Wildfires rage on amid extreme temperatures across Canada
On June 30, 2021, a wildfire swept through Lytton in B.C., destroying most of the village and killing two residents.
The devastation came amid soaring temperatures in B.C. The village of Lytton had only days prior reached 49.6°C – the highest record temperature in Canada, ever.
Amid brutal temperatures in Western Canada and the U.S., wildfires are sadly becoming more common.
And it’s not over for Canada yet, on August 8 the Aviation, Forest Fire and Emergency Services (AFFES) said that there were – at that time – 120 forest fires burning in northwestern Ontario. Larger fires were reported in Kenora and Red Lake.
Recent wildfires in the U.S. but also in Greece, Algeria and Australia have only reinforced the notion that they are increasingly a cause for concern.
Indeed, wildfires are a concern for many Canadian workers – notably those working in agriculture and forestry. Other employees may be at risk too, such as tourist guides or those working in nearby shops.
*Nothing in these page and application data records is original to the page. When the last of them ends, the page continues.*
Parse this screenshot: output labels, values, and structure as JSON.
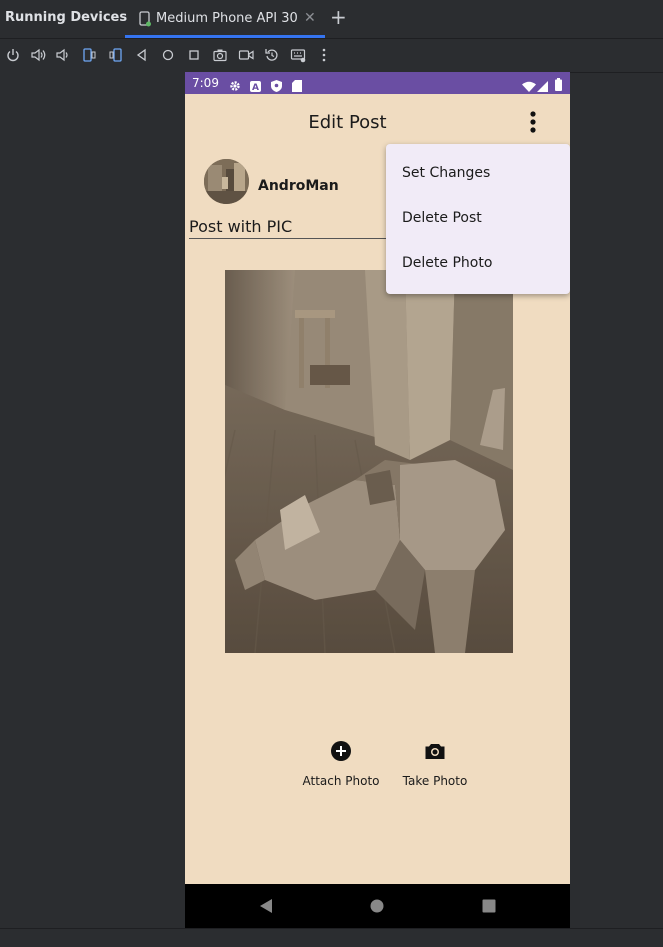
{
  "ide": {
    "panel_title": "Running Devices",
    "device_tab_label": "Medium Phone API 30",
    "toolbar_icons": [
      "power-icon",
      "volume-up-icon",
      "volume-down-icon",
      "rotate-left-icon",
      "rotate-right-icon",
      "back-icon",
      "home-icon",
      "overview-icon",
      "screenshot-icon",
      "screen-record-icon",
      "reset-icon",
      "keyboard-icon",
      "more-icon"
    ],
    "accent_color": "#3574f0"
  },
  "status_bar": {
    "time": "7:09",
    "color": "#6a4ea3",
    "icons": [
      "settings-icon",
      "a-icon",
      "shield-icon",
      "sd-card-icon",
      "wifi-icon",
      "signal-icon",
      "battery-icon"
    ]
  },
  "app_bar": {
    "title": "Edit Post"
  },
  "post": {
    "username": "AndroMan",
    "title": "Post with PIC"
  },
  "popup_menu": {
    "items": [
      "Set Changes",
      "Delete Post",
      "Delete Photo"
    ]
  },
  "actions": {
    "attach_label": "Attach Photo",
    "take_label": "Take Photo"
  },
  "theme": {
    "background": "#f0dcc1",
    "menu_background": "#f1ebf7"
  }
}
And while the blaze itself is, of course, dangerous, so is poor air quality.
Said Hope McManus, Head of Health & Safety, Peninsula Canada:
“With prolonged exposure, poor air quality can cause short-term and long-term health effects […] Smoke from wildfires can travel great distances affecting the air quality of areas far from the fires themselves. If there are wildfires in the province, or near its border, it is important to have a plan in place to protect outdoor workers.”
Fire smoke contains hazardous components such as carbon monoxide, chemicals and fine particulate matter, says McManus.
“When inhaled, smoke can cause nausea, dizziness, headaches, visual impairment and loss of consciousness. In extreme cases, carbon monoxide can even cause death. Outdoor workers with respiratory conditions, cardiovascular conditions or compromised immune systems are at an even greater risk,” she says.
For businesses and organizations at risk, an emergency preparedness plan is key to help manage the health and safety of workers. This can include an evacuation plan if necessary, ensuring that PPE stocks are full and making plans to halt or slow down work depending on air quality.